God cares about us so deeply that he will come into our world himself in answer to all our longings and needs.
One of Jesus’ closest followers, John, wrote a letter to a young church about this very thing. In it, he wrote these words:
(Read 1 John 4:9)
Yes, Jesus shows us that God exists. But even more, Jesus shows us that God cares about us and the world he has made.
Jesus Shows Us that God Is Here
When an amazing athlete arrives at a game we know they have arrived. They sign autographs or give away their shoes. But there is something else that happens when that athlete gets on the court or field and offers an amazing athletic performance. We say they “showed up.” They outclassed and overwhelmed everyone else by making their best performance.

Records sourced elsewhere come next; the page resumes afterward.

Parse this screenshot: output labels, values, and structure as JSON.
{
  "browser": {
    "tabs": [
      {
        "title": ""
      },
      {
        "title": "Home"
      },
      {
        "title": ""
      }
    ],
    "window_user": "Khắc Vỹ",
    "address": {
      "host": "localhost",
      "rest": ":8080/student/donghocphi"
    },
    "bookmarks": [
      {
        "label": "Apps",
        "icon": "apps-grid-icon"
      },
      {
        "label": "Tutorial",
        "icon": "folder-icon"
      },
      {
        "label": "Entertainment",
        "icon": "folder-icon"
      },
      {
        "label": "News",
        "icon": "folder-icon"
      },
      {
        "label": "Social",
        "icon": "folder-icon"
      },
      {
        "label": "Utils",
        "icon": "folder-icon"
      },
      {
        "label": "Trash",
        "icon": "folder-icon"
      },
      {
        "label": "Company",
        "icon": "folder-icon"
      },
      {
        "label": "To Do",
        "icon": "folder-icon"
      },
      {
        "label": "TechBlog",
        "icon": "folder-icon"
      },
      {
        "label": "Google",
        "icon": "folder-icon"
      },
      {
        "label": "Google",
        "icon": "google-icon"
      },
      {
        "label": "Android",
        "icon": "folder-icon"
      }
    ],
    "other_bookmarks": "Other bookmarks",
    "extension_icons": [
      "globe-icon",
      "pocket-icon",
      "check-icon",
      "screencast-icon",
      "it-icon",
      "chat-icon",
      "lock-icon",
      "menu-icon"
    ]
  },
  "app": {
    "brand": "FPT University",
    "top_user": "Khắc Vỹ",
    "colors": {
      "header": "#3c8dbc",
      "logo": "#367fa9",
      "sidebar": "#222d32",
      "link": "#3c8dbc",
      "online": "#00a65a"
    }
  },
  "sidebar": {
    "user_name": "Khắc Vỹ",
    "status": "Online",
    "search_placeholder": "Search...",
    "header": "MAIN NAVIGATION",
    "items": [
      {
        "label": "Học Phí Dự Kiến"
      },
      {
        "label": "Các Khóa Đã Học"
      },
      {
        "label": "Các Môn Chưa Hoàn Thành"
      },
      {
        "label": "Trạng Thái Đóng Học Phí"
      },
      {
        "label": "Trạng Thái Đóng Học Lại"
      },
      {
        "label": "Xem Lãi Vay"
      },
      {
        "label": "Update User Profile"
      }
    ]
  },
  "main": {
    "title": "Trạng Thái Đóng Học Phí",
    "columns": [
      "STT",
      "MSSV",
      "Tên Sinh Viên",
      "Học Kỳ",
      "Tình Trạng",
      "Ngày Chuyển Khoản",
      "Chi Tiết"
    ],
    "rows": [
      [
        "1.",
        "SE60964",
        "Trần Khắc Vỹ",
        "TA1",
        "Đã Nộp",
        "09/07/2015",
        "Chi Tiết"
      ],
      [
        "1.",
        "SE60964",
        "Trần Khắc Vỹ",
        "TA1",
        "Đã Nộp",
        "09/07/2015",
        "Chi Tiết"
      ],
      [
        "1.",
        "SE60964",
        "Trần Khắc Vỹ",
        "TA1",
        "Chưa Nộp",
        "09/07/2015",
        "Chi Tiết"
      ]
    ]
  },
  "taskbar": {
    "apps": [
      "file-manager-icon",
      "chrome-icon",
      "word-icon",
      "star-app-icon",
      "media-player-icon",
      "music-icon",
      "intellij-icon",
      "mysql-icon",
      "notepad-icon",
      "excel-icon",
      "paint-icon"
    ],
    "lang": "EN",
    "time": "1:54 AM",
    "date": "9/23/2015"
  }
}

One of the nicknames for Jesus, picked up from another part of the Bible, is Emmanuel, which means “God with us.” Jesus shows us that God is here. But that does not mean merely that God has arrived, like you could take attendance and God would say “present.”
It means that God shows up. Yes, he is a God who exists and a God who cares, but he shows up in the midst of our weary world with what we really need.
When the game is on the line, you need someone to show up and bring victory from defeat. When the orchestra is playing their hardest piece, you need someone to show up, bringing the various parts together, from chaos into resonant beauty.
In a world that’s a mashup of joy, peace, brokenness, and pain, we need someone to really show up. Jesus shows us that God does show up. He is here as a God of truth and grace, as a God of joy and peace, as a God of hope in our weary world.
In the midst of our longing to live a meaningful life, of searching for our hopes to be realized, the real question of Christmas is not whether God exists, cares, or will show up. The real question is whether we will show up with God. Will we reach out to him in the midst of our lives, or will we fall asleep after the celebrations, letting the eternity burning in our hearts fizzle out after we take the tree and the lights down. Will we meet God in the manger, in Jesus, who shows us that God exists, cares, and is here?
Jesus is the perfect picture of what God is like. He is the thrill of hope that brings joy to a weary world, and to people like you and me. He is the One who opens to us a life worth living, a life of hopes realized in God. And because of this, today, we worship him … the One who shows us God because he himself is God.